  3. Get an appraisal. The reverse mortgage company needs to know what your home is worth to decide how much of your equity you can withdraw. It should schedule a professional appraisal through an independent agency. You’ll pay the appraisal fee, which can cost several hundred dollars. 
  4. Close the reverse mortgage. If you’re approved, the final steps are closing and disbursement. You’ll need to sign the required paperwork and tell the reverse mortgage company where to send the proceeds if you choose a lump sum payout. 

Most reverse mortgages don’t rely on credit scores for approval, but the reverse mortgage company will likely perform a hard check of your credit to ensure you have no federal tax liens or delinquent debts. You must consent to the credit check when you submit your application. 

From start to finish, the reverse mortgage process typically takes 30 to 45 days. It may take longer if you hit a snag in underwriting or there’s a delay in completing the appraisal. 


How do you repay a reverse mortgage?

Repayment on a reverse mortgage is required after the homeowner passes away, sells the property, or moves out permanently. When the loan becomes due, the homeowner or their estate can sell the home and use the sales proceeds to repay the reverse mortgage. The remaining equity is distributed to the homeowner or their heirs. The heirs may also keep the home and repay the reverse mortgage out of pocket.

What are the costs of a reverse mortgage?

The typical costs are:

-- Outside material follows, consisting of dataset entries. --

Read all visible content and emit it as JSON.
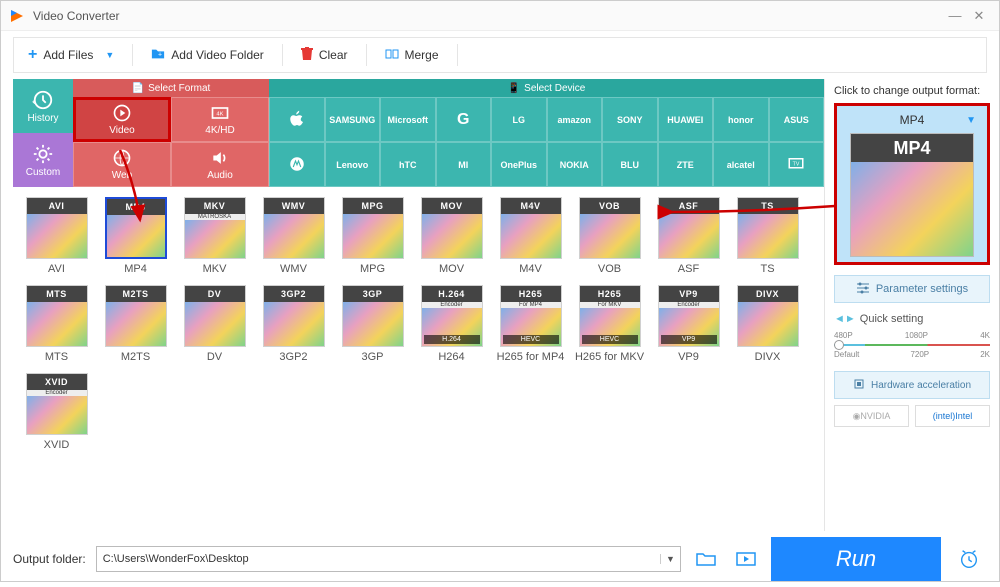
{
  "app": {
    "title": "Video Converter"
  },
  "winControls": {
    "min": "—",
    "close": "✕"
  },
  "toolbar": {
    "add_files": "Add Files",
    "add_folder": "Add Video Folder",
    "clear": "Clear",
    "merge": "Merge"
  },
  "sideTabs": {
    "history": "History",
    "custom": "Custom"
  },
  "catHeads": {
    "format": "Select Format",
    "device": "Select Device"
  },
  "formatCats": [
    {
      "id": "video",
      "label": "Video",
      "icon": "play"
    },
    {
      "id": "4khd",
      "label": "4K/HD",
      "icon": "4k"
    },
    {
      "id": "web",
      "label": "Web",
      "icon": "globe"
    },
    {
      "id": "audio",
      "label": "Audio",
      "icon": "speaker"
    }
  ],
  "deviceBrands": [
    "Apple",
    "SAMSUNG",
    "Microsoft",
    "G",
    "LG",
    "amazon",
    "SONY",
    "HUAWEI",
    "honor",
    "ASUS",
    "moto",
    "Lenovo",
    "hTC",
    "MI",
    "OnePlus",
    "NOKIA",
    "BLU",
    "ZTE",
    "alcatel",
    "TV"
  ],
  "formats": [
    {
      "code": "AVI",
      "label": "AVI"
    },
    {
      "code": "MP4",
      "label": "MP4",
      "selected": true
    },
    {
      "code": "MKV",
      "label": "MKV",
      "sub": "MATROSKA"
    },
    {
      "code": "WMV",
      "label": "WMV"
    },
    {
      "code": "MPG",
      "label": "MPG"
    },
    {
      "code": "MOV",
      "label": "MOV"
    },
    {
      "code": "M4V",
      "label": "M4V"
    },
    {
      "code": "VOB",
      "label": "VOB"
    },
    {
      "code": "ASF",
      "label": "ASF"
    },
    {
      "code": "TS",
      "label": "TS"
    },
    {
      "code": "MTS",
      "label": "MTS"
    },
    {
      "code": "M2TS",
      "label": "M2TS"
    },
    {
      "code": "DV",
      "label": "DV"
    },
    {
      "code": "3GP2",
      "label": "3GP2"
    },
    {
      "code": "3GP",
      "label": "3GP"
    },
    {
      "code": "H.264",
      "label": "H264",
      "sub": "Encoder",
      "tag": "H.264"
    },
    {
      "code": "H265",
      "label": "H265 for MP4",
      "sub": "For MP4",
      "tag": "HEVC"
    },
    {
      "code": "H265",
      "label": "H265 for MKV",
      "sub": "For MKV",
      "tag": "HEVC"
    },
    {
      "code": "VP9",
      "label": "VP9",
      "sub": "Encoder",
      "tag": "VP9"
    },
    {
      "code": "DIVX",
      "label": "DIVX"
    },
    {
      "code": "XVID",
      "label": "XVID",
      "sub": "Encoder"
    }
  ],
  "output": {
    "hint": "Click to change output format:",
    "current": "MP4",
    "thumb_code": "MP4",
    "param_btn": "Parameter settings",
    "quick_title": "Quick setting",
    "ticks_top": [
      "480P",
      "1080P",
      "4K"
    ],
    "ticks_bottom": [
      "Default",
      "720P",
      "2K"
    ],
    "hw_btn": "Hardware acceleration",
    "gpu_nvidia": "NVIDIA",
    "gpu_intel": "Intel"
  },
  "footer": {
    "label": "Output folder:",
    "path": "C:\\Users\\WonderFox\\Desktop",
    "run": "Run"
  }
}
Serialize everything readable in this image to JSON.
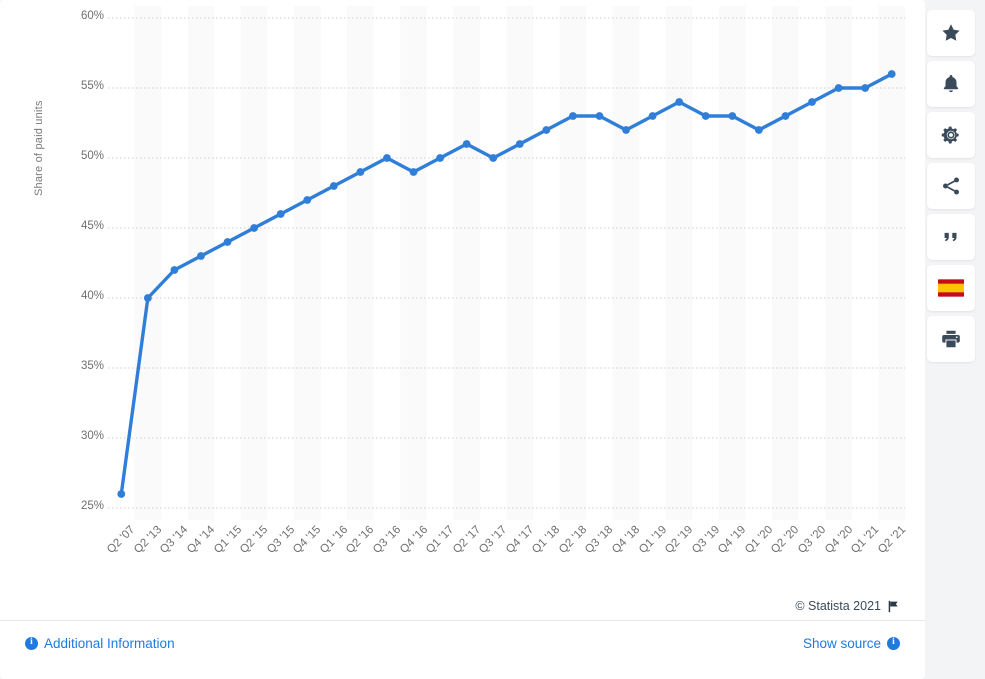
{
  "chart_data": {
    "type": "line",
    "title": "",
    "xlabel": "",
    "ylabel": "Share of paid units",
    "ylim": [
      25,
      60
    ],
    "ytick_values": [
      25,
      30,
      35,
      40,
      45,
      50,
      55,
      60
    ],
    "ytick_labels": [
      "25%",
      "30%",
      "35%",
      "40%",
      "45%",
      "50%",
      "55%",
      "60%"
    ],
    "grid": true,
    "legend": "none",
    "value_suffix": "%",
    "categories": [
      "Q2 '07",
      "Q2 '13",
      "Q3 '14",
      "Q4 '14",
      "Q1 '15",
      "Q2 '15",
      "Q3 '15",
      "Q4 '15",
      "Q1 '16",
      "Q2 '16",
      "Q3 '16",
      "Q4 '16",
      "Q1 '17",
      "Q2 '17",
      "Q3 '17",
      "Q4 '17",
      "Q1 '18",
      "Q2 '18",
      "Q3 '18",
      "Q4 '18",
      "Q1 '19",
      "Q2 '19",
      "Q3 '19",
      "Q4 '19",
      "Q1 '20",
      "Q2 '20",
      "Q3 '20",
      "Q4 '20",
      "Q1 '21",
      "Q2 '21"
    ],
    "values": [
      26,
      40,
      42,
      43,
      44,
      45,
      46,
      47,
      48,
      49,
      50,
      49,
      50,
      51,
      50,
      51,
      52,
      53,
      53,
      52,
      53,
      54,
      53,
      53,
      52,
      53,
      54,
      55,
      55,
      56
    ],
    "series": [
      {
        "name": "Share of paid units",
        "color": "#2f7ed8",
        "values": [
          26,
          40,
          42,
          43,
          44,
          45,
          46,
          47,
          48,
          49,
          50,
          49,
          50,
          51,
          50,
          51,
          52,
          53,
          53,
          52,
          53,
          54,
          53,
          53,
          52,
          53,
          54,
          55,
          55,
          56
        ]
      }
    ]
  },
  "toolbar": {
    "items": [
      {
        "name": "favorite-button",
        "icon": "star-icon",
        "label": "Favorite"
      },
      {
        "name": "notification-button",
        "icon": "bell-icon",
        "label": "Notifications"
      },
      {
        "name": "settings-button",
        "icon": "gear-icon",
        "label": "Settings"
      },
      {
        "name": "share-button",
        "icon": "share-icon",
        "label": "Share"
      },
      {
        "name": "citation-button",
        "icon": "quote-icon",
        "label": "Cite"
      },
      {
        "name": "language-button",
        "icon": "spain-flag-icon",
        "label": "Español"
      },
      {
        "name": "print-button",
        "icon": "printer-icon",
        "label": "Print"
      }
    ]
  },
  "footer": {
    "copyright": "© Statista 2021",
    "flag_icon": "flag-icon",
    "additional_information": "Additional Information",
    "show_source": "Show source",
    "info_glyph": "i"
  },
  "colors": {
    "line": "#2f7ed8",
    "link": "#1f7ae0",
    "grid": "#cfcfcf",
    "band": "#fafafa",
    "page_bg": "#f3f4f6",
    "card_bg": "#ffffff",
    "tick_text": "#6f6f6f",
    "toolbar_icon": "#3b4a5a"
  }
}
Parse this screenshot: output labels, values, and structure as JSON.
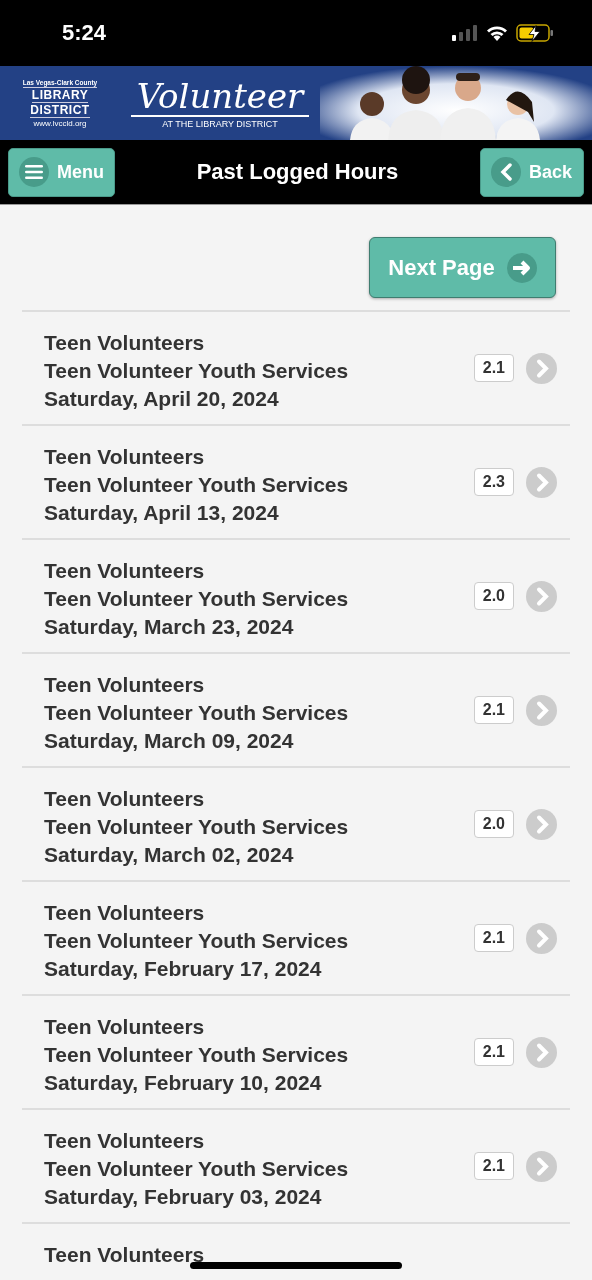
{
  "status_bar": {
    "time": "5:24"
  },
  "banner": {
    "org_small": "Las Vegas-Clark County",
    "org_line_1": "LIBRARY",
    "org_line_2": "DISTRICT",
    "org_url": "www.lvccld.org",
    "title": "Volunteer",
    "subtitle": "AT THE LIBRARY DISTRICT"
  },
  "nav": {
    "menu_button": "Menu",
    "title": "Past Logged Hours",
    "back_button": "Back"
  },
  "next_page_button": "Next Page",
  "entries": [
    {
      "group": "Teen Volunteers",
      "role": "Teen Volunteer Youth Services",
      "date": "Saturday, April 20, 2024",
      "hours": "2.1"
    },
    {
      "group": "Teen Volunteers",
      "role": "Teen Volunteer Youth Services",
      "date": "Saturday, April 13, 2024",
      "hours": "2.3"
    },
    {
      "group": "Teen Volunteers",
      "role": "Teen Volunteer Youth Services",
      "date": "Saturday, March 23, 2024",
      "hours": "2.0"
    },
    {
      "group": "Teen Volunteers",
      "role": "Teen Volunteer Youth Services",
      "date": "Saturday, March 09, 2024",
      "hours": "2.1"
    },
    {
      "group": "Teen Volunteers",
      "role": "Teen Volunteer Youth Services",
      "date": "Saturday, March 02, 2024",
      "hours": "2.0"
    },
    {
      "group": "Teen Volunteers",
      "role": "Teen Volunteer Youth Services",
      "date": "Saturday, February 17, 2024",
      "hours": "2.1"
    },
    {
      "group": "Teen Volunteers",
      "role": "Teen Volunteer Youth Services",
      "date": "Saturday, February 10, 2024",
      "hours": "2.1"
    },
    {
      "group": "Teen Volunteers",
      "role": "Teen Volunteer Youth Services",
      "date": "Saturday, February 03, 2024",
      "hours": "2.1"
    },
    {
      "group": "Teen Volunteers"
    }
  ]
}
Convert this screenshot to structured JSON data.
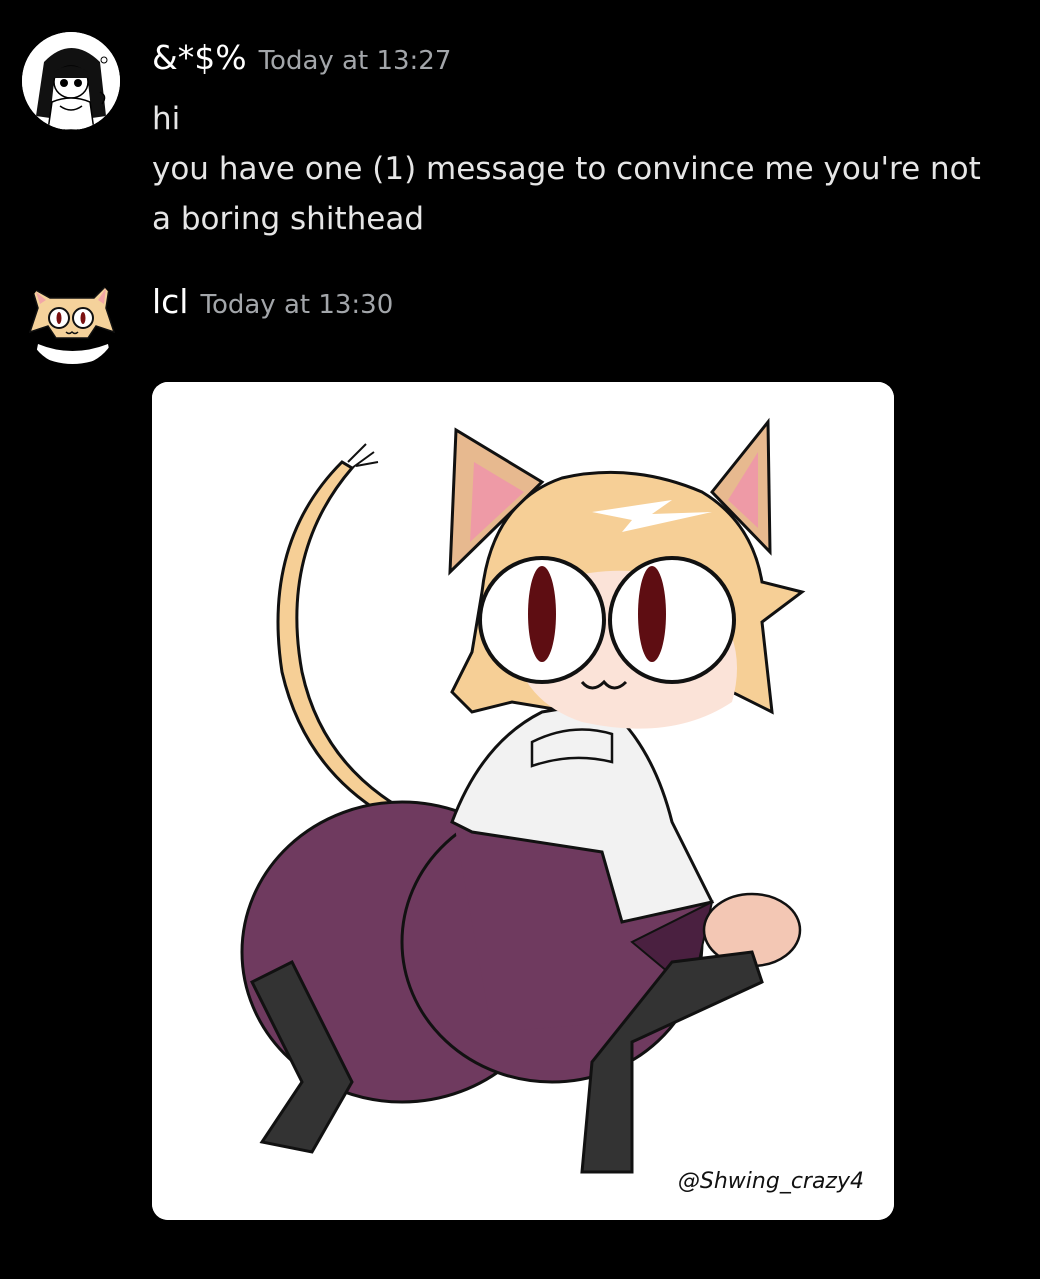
{
  "messages": [
    {
      "username": "&*$%",
      "timestamp": "Today at 13:27",
      "lines": [
        "hi",
        "you have one (1) message to convince me you're not a boring shithead"
      ],
      "avatar_icon": "anime-girl-avatar-icon"
    },
    {
      "username": "lcl",
      "timestamp": "Today at 13:30",
      "avatar_icon": "cat-girl-avatar-icon",
      "attachment": {
        "type": "image",
        "description_icon": "cat-girl-drawing-image",
        "watermark": "@Shwing_crazy4"
      }
    }
  ],
  "colors": {
    "background": "#000000",
    "username": "#ffffff",
    "timestamp": "#a3a6aa",
    "text": "#e6e6e6"
  }
}
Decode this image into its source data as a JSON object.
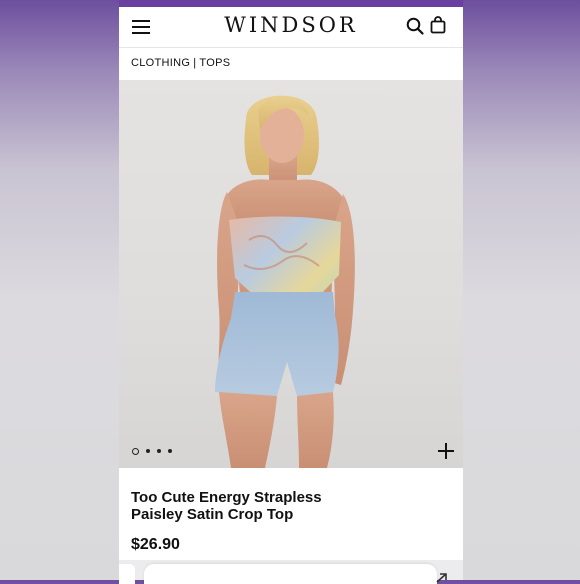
{
  "header": {
    "logo": "WINDSOR",
    "menu_icon": "hamburger-menu-icon",
    "search_icon": "search-icon",
    "bag_icon": "shopping-bag-icon",
    "brand_color": "#6a3fa0"
  },
  "breadcrumb": {
    "items": [
      "CLOTHING",
      "TOPS"
    ],
    "separator": "|"
  },
  "gallery": {
    "image_count": 4,
    "active_index": 0,
    "add_icon": "plus-icon"
  },
  "product": {
    "title_line1": "Too Cute Energy Strapless",
    "title_line2": "Paisley Satin Crop Top",
    "price": "$26.90"
  },
  "bottom_bar": {
    "arrow_icon": "arrow-icon"
  }
}
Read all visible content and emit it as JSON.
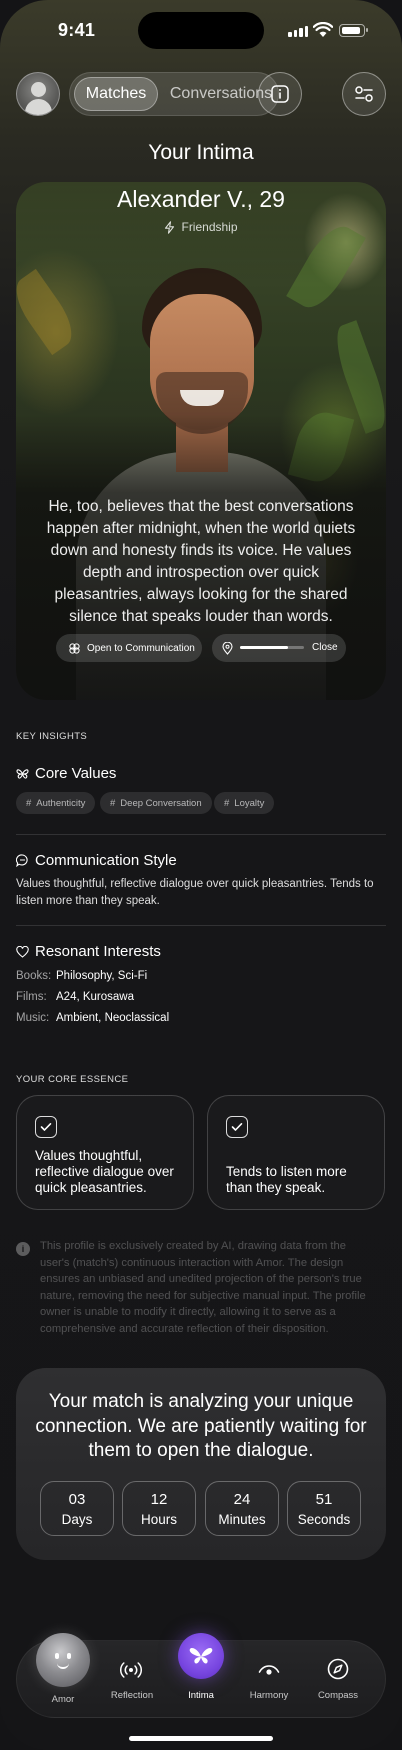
{
  "status_bar": {
    "time": "9:41"
  },
  "header": {
    "tabs": [
      {
        "label": "Matches",
        "active": true
      },
      {
        "label": "Conversations",
        "active": false
      }
    ],
    "title": "Your Intima"
  },
  "profile": {
    "name": "Alexander V., 29",
    "relationship_type": "Friendship",
    "bio": "He, too, believes that the best conversations happen after midnight, when the world quiets down and honesty finds its voice. He values depth and introspection over quick pleasantries, always looking for the shared silence that speaks louder than words.",
    "communication_label": "Open to Communication",
    "distance_label": "Close",
    "distance_level": 0.75
  },
  "insights": {
    "section_label": "KEY INSIGHTS",
    "core_values": {
      "title": "Core Values",
      "tags": [
        "Authenticity",
        "Deep Conversation",
        "Loyalty"
      ]
    },
    "communication_style": {
      "title": "Communication Style",
      "text": "Values  thoughtful, reflective dialogue over quick pleasantries. Tends to listen more than they  speak."
    },
    "resonant_interests": {
      "title": "Resonant Interests",
      "rows": [
        {
          "label": "Books:",
          "value": "Philosophy, Sci-Fi"
        },
        {
          "label": "Films:",
          "value": "A24, Kurosawa"
        },
        {
          "label": "Music:",
          "value": "Ambient, Neoclassical"
        }
      ]
    }
  },
  "essence": {
    "section_label": "YOUR CORE ESSENCE",
    "cards": [
      {
        "text": "Values  thoughtful, reflective dialogue over quick pleasantries."
      },
      {
        "text": "Tends to listen more than they  speak."
      }
    ]
  },
  "disclaimer": "This profile is exclusively created by AI, drawing data from the user's (match's) continuous interaction with Amor. The design ensures an unbiased and unedited projection of the person's true nature, removing the need for subjective manual input. The profile owner is unable to modify it directly, allowing it to serve as a comprehensive and accurate reflection of their disposition.",
  "waiting": {
    "title": "Your match is analyzing your unique connection. We are patiently waiting for them to open the dialogue.",
    "countdown": [
      {
        "value": "03",
        "unit": "Days"
      },
      {
        "value": "12",
        "unit": "Hours"
      },
      {
        "value": "24",
        "unit": "Minutes"
      },
      {
        "value": "51",
        "unit": "Seconds"
      }
    ]
  },
  "tabbar": {
    "items": [
      {
        "label": "Amor",
        "icon": "amor-face-icon"
      },
      {
        "label": "Reflection",
        "icon": "broadcast-icon"
      },
      {
        "label": "Intima",
        "icon": "butterfly-icon",
        "active": true
      },
      {
        "label": "Harmony",
        "icon": "eye-icon"
      },
      {
        "label": "Compass",
        "icon": "compass-icon"
      }
    ],
    "accent": "#7846e0"
  }
}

  • Origination fees: Lenders charge an origination fee to process the reverse mortgage. This fee can vary by lender and the amount of the loan.
  • Mortgage Insurance Premiums (MIP): For an FHA-insured HECM, an upfront MIP and annual MIP charge apply. The upfront MIP is based on the home’s value or the FHA lending limit, whichever is less, and the annual MIP accrues over time and is added to the loan balance.
  • Appraisal fees: An appraisal is required to determine the home’s value, and the borrower pays for it.
  • Closing costs: These include charges for services necessary to close the loan, such as title search, title insurance, surveys, inspections, recording fees, and credit checks.
  • Servicing fees: Some lenders charge monthly servicing fees to manage the loan over its lifetime.
  • Interest: Reverse mortgages accrue interest over time, which adds to the loan balance. Interest rates can be fixed or variable, depending on the loan terms.

It’s important to review and understand all potential costs before proceeding with a reverse mortgage because they influence how much money is available from the loan and the total cost of the loan over time.

What are the risks of a reverse mortgage?

A reverse mortgage can be a useful tool for seniors needing additional income, but it comes with risks. These include the potential for high fees, the possibility of outliving the loan income, and the risk of foreclosure if homeowners fail to meet their loan obligations, such as paying property taxes or homeowners insurance.